What is expected: Work through the entries that follow and state how many lines contain the word "which". Only the number is wanted.

________

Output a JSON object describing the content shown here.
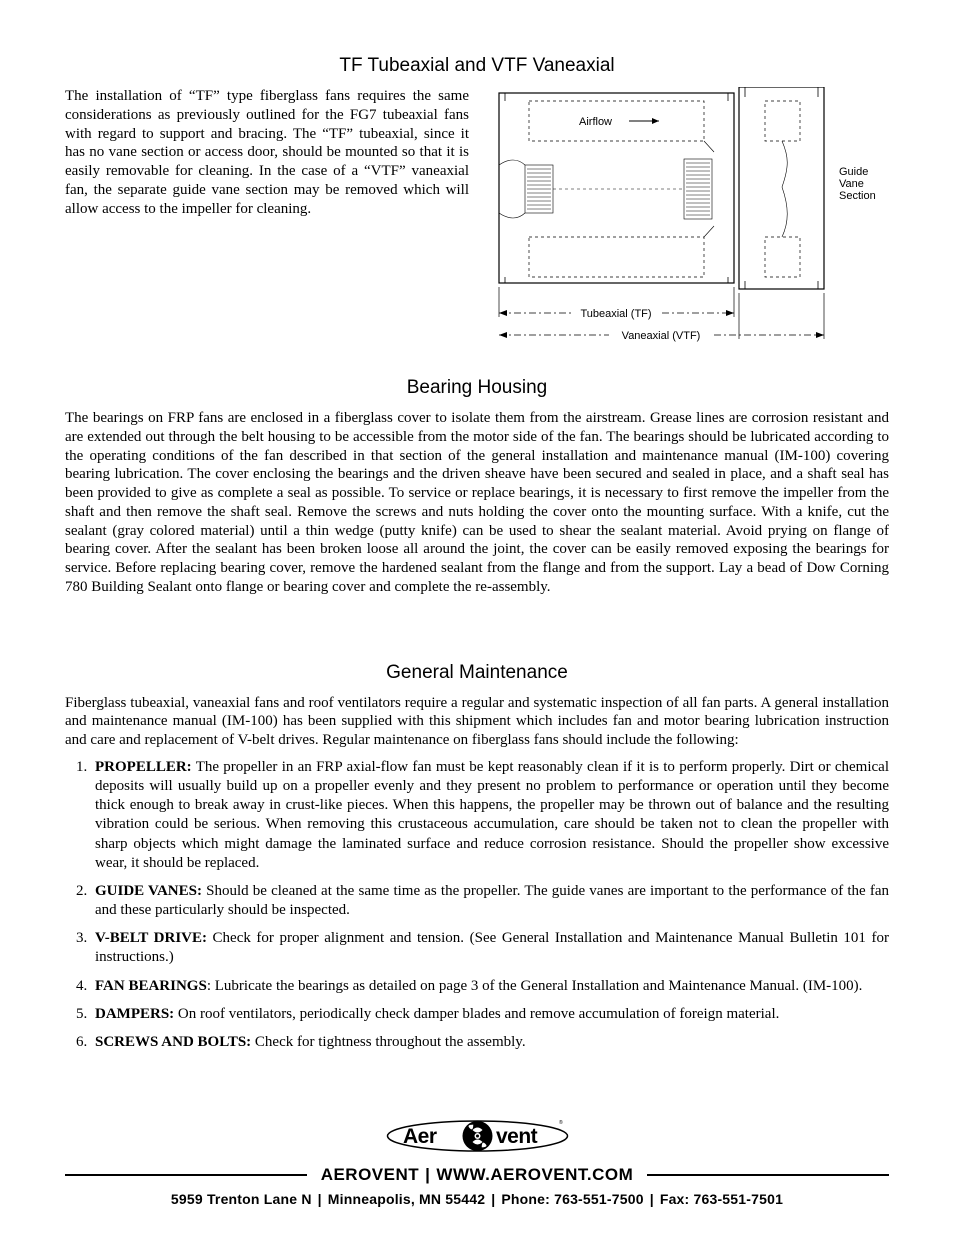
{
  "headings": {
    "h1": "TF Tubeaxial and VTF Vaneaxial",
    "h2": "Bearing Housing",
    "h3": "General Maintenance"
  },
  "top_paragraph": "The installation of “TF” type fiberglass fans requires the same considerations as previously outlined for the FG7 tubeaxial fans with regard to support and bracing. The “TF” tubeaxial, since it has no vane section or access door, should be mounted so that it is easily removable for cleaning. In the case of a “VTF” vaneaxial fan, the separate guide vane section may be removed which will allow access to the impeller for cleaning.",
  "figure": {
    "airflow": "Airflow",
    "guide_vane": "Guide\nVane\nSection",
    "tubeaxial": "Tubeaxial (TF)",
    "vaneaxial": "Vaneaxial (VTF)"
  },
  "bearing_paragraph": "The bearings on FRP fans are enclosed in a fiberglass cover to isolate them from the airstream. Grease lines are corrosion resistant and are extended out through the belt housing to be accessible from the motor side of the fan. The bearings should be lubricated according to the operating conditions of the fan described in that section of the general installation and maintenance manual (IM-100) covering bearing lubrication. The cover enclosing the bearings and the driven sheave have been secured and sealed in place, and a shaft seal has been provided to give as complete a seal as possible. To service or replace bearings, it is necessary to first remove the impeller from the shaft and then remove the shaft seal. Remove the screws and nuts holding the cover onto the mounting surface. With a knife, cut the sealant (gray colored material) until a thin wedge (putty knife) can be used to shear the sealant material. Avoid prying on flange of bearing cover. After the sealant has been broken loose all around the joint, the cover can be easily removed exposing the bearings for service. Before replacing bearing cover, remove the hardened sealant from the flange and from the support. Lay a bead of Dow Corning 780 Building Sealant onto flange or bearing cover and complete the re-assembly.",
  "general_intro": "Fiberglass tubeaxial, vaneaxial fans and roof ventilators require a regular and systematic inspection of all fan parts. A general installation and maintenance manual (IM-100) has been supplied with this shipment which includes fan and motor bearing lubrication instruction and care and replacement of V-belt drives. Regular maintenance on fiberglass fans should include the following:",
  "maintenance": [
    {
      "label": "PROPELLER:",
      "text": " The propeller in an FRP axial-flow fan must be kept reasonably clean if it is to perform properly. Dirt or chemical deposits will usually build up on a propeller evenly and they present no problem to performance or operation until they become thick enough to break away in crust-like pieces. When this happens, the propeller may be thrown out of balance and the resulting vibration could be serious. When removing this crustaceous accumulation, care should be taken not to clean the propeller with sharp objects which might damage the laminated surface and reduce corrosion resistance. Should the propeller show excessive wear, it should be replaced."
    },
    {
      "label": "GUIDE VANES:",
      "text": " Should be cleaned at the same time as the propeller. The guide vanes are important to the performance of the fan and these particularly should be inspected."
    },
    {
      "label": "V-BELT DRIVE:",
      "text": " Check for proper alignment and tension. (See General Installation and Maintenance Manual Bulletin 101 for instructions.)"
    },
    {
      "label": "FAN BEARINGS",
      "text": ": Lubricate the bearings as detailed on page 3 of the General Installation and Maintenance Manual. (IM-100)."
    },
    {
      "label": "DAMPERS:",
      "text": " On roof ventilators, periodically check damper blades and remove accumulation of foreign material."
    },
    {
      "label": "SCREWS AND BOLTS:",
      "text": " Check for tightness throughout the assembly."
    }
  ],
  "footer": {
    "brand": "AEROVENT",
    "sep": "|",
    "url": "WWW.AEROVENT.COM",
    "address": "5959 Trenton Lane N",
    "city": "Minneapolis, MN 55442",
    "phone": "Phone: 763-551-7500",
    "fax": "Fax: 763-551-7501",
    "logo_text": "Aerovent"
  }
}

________

Task response: 3